Once upon a time, Hazel and Jack were best friends. They had been best friends since they were six, spending hot Minneapolis summers and cold Minneapolis winters together, dreaming of Hogwarts and Oz, superheroes and baseball. Now that they were eleven, it was weird for a boy and a girl to be best friends. But they couldn’t help it – Hazel and Jack fit, in that way you only read about in books. And they didn’t fit anywhere else.
And then, one day, it was over. Jack just stopped talking to Hazel. And while her mom tried to tell her that this sometimes happens to boys and girls at this age, Hazel had read enough stories to know that it’s never that simple. And it turns out, she was right. Jack’s heart had been frozen, and he was taken into the woods by a woman dressed in white to live in a palace made of ice. Now, it’s up to Hazel to venture into the woods after him. Hazel finds, however, that these woods are nothing like what she’s read about, and the Jack that Hazel went in to save isn’t the same Jack that will emerge. Or even the same Hazel.
Inspired by Hans Christian Andersen’s “The Snow Queen,” Breadcrumbs is a story of the struggle to hold on, and the things we leave behind.
When visiting my grandma as a child, one of my favorite things to do was to hide away in her spare bedroom with a big thick book of fairy tales she kept on a bookshelf in there. At the beginning of every chapter there was a black and white drawing of one of the scenes in the story. I distinctly remember the troll under the bridge in Three Billy Goats Gruff. The stories were magical. I wish I had that book today!
As an adult, I don’t read fairy tales anymore. I have moved on and haven’t had the opportunity to. When I read the synopsis of Breadcrumbs I knew I had to give it a try to see if I could recapture some of that wonder I had as a child.
From the beginning it is apparent that even though this is intended as a middle grade read, the writing is more suited for someone older than 8-12 years of age. Not that the story line is too deep or the language too difficult, but the writing is wonderfully descriptive and gorgeously appealing. It’s not something I can see a middle grader settling into and enjoying the quality of, if you can understand where I’m coming from.
The story itself starts out well. I enjoy the quality of Hazel and Jack’s friendship and the ease with which they get along to the exclusion of others. When Jack is taken away by the Snow Queen and Hazel enters the forest to find him and bring him home is where the fairy tale actually begins. The references to Narnia, Harry Potter and classic fairy tales were fun…at first. Then I began to feel they were a bit too contrived. Wolves, and axemen and ballet slippers you will find in many fairy tales and this story has a lot of them.

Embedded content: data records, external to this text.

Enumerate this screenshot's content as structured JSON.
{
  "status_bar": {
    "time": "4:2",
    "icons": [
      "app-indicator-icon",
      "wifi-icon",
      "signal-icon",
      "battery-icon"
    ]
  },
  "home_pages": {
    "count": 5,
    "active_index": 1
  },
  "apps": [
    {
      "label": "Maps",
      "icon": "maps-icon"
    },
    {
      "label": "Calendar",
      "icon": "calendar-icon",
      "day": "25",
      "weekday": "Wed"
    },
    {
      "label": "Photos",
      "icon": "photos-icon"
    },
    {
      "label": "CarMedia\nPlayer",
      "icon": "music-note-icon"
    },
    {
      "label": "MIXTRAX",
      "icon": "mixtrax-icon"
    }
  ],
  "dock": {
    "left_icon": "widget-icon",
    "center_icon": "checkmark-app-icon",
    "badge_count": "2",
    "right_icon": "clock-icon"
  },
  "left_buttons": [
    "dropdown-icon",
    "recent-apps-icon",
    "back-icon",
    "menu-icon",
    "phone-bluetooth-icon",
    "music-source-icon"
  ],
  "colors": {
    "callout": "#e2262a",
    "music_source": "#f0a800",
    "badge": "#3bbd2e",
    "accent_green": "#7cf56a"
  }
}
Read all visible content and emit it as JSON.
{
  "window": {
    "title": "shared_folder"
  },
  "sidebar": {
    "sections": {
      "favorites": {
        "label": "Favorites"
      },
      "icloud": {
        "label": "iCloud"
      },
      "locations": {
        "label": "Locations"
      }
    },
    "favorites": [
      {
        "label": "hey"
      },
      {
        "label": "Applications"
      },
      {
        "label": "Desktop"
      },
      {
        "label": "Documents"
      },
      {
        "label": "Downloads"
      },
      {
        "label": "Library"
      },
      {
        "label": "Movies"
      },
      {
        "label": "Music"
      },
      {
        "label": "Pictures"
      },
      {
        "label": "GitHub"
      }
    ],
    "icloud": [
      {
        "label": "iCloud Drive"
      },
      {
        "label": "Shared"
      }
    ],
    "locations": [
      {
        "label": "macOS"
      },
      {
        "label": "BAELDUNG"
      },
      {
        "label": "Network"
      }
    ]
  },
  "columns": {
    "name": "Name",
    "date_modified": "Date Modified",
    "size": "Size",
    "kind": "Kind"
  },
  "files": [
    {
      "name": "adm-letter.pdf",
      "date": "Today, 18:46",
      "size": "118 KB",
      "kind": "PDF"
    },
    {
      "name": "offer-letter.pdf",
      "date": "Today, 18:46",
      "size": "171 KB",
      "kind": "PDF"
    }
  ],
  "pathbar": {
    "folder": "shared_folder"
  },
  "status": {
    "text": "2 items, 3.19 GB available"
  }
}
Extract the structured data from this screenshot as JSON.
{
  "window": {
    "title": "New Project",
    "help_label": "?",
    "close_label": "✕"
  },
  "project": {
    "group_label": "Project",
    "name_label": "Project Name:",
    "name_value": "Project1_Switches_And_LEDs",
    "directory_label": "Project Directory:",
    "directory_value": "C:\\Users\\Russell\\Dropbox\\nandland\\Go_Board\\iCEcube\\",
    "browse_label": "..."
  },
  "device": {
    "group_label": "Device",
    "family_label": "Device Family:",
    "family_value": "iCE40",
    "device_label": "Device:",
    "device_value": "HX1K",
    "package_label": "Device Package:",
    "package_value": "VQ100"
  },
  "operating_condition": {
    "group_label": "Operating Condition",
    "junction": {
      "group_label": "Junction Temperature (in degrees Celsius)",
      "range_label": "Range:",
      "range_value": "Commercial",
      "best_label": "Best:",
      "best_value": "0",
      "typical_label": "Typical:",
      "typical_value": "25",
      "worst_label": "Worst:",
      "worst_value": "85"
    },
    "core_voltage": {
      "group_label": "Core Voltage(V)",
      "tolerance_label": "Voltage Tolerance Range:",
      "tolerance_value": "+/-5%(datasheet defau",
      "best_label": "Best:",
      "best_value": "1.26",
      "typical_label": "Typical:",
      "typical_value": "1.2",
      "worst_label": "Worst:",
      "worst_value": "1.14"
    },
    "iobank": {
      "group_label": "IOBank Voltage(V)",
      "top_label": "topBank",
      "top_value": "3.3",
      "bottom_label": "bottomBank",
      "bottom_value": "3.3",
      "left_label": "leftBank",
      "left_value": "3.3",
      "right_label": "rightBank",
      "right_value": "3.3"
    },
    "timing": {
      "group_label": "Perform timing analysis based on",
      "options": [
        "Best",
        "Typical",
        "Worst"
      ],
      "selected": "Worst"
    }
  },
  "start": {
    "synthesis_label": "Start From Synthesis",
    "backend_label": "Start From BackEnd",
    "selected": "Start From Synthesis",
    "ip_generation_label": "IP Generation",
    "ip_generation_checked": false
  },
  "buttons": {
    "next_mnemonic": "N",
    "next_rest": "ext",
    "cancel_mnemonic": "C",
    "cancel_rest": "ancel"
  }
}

I began to get bored when I felt the charming elements of the fairy tales from my youth were being crammed in on every page and I began to lose what the story was truly about.
When Hazel finally rescues Jack from the Snow Queen at the end of the story (come on, you knew she was going too!) my heart thawed a little. Ms. Ursu does write a beautiful story about friendship, betrayal, growing up and changing. 3/5 stars